Redheaded Scott Bolter is allowed to ride his bike farther than we are. Raised by his grandmother, he is an almost forgotten and yet especially lucky child, for he is allowed to do almost everything we neighborhood kids are forbidden by our parents to do.
Scott Bolter wants to become a stunt man. He vaults the 4′ fence in my yard with a swiftness we envy. He even front flips over it. He’s got us all throwing ourselves at fences. We come home with bruises not having mastered stunting like he has. He runs, face first, into walls, or so it seems. In fact, he stops just centimeters short of the wall and smacks it, waist-level, in order to seal the illusion that the smack had resounded when his face hit concrete. He is really very gifted.
Scott Bolter is in love with me, though sometimes he’s in love with my next-door neighbor Sarah, who is also my best friend.
My father tells me not to requite the love of any boy who doesn’t bring me flowers every day. I tell Scott as much. He brings me flowers. He leaves them on my doorstep. When he can’t find flowers, he leaves a pink and red, heart-shaped pillow on my doorstep, with a note that says, “I love you Natalia. — S.B.”
Today Mom is laughing and filming the scene out our split-level’s second-floor window. Scott has been riding his bicycle in circles on our little street, Grundy Avenue. He has been riding for hours. His method is to tilt the handlebars severely left, never to straighten. His circles are impressively tight. Occasionally he lets go of the handlebars. He wobbles and steadies, but he does not break the circle. He does not put his feet down.

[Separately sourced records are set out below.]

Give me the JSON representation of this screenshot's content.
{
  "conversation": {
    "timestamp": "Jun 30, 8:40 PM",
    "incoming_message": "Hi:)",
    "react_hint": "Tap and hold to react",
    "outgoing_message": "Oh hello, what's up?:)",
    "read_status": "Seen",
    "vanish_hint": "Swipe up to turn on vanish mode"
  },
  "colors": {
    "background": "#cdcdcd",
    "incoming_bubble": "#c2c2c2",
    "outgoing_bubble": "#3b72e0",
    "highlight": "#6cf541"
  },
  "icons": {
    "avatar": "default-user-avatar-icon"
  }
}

The camera is shaking. I begin to feel bad for Scott. He does not know that his image will soon be mocked, will issue hearty laughter from my father and my brothers after dinner as we watch him on our 22” screen. I yell to him: “Scott. What are you doing out there?”
He looks up from his freckled point of view, but he does not stop his bicycle. “I’m riding in circles for your love!”
I wonder what my father thinks of riding in circles for love. The camera shakes more furiously. Mom does not contain herself, but I know that she too empathizes with Scott. This latest demonstration is gallant, bold, and perhaps most of all, it proves his commitment.
“Aren’t you due back for dinner, honey?” Mom yells to him.
“Don’t need dinner. Not hungry.” He guides his ten-speed sharply left. He rides within inches of the curb but steers clear just in time. “I’m riding in circles for love.”
Scott has his priorities.
I think about running out there to accept this bid for my love, though I did not know what it will take to consummate our passion. Then I reconsider. I think I might like to see just how much my love is worth. Was he counting these circles? Should I be? Would he continue riding into the night?
One thing is certain. I won’t be telling Sarah about the circles for my love. The circles are mine.
Sadly, I will never know just how many circles my love was worth.
Scott’s coat is unseasonably thick, with a denim body, a cotton-carpeted lining, and cream leather sleeves. He has been riding for quite some time, and he is over-warm. Steering with his right hand, Scott shakes his shoulder wildly to rid himself of the left sleeve. Just when the maneuver looks like it will succeed, the spokes swallow the dangling sleeve and the stunt man is sent over his handlebars.
Now the camera captures Scott kneeling on the curb to untangle his coat. There is no use helping him. Scott has a knack for troubleshooting ten-speed issues of all varieties, and we know he will not accept our assistance. Scott is capable. Scott is committed.
Still, it grows dark.
Late in the evening, after Mom has grown tired of filming, we hear drizzling. We peer between the vertical blinds. Scott has finally given up his efforts. He is dragging the bicycle along with the coat it has swallowed. Mom grabs her keys, goes outside and throws Scott’s bike into the trunk of the Jeep and brings him home.
The next afternoon I walk home from the bus stop with my best friend Sarah. When we get close to her doorstep, we see evidence that Scott’s commitment is not unwavering after all. There is a heart-shaped pillow on her doorstep. But the circles… The circles will always be mine.
Leigha Butler writes in New York State.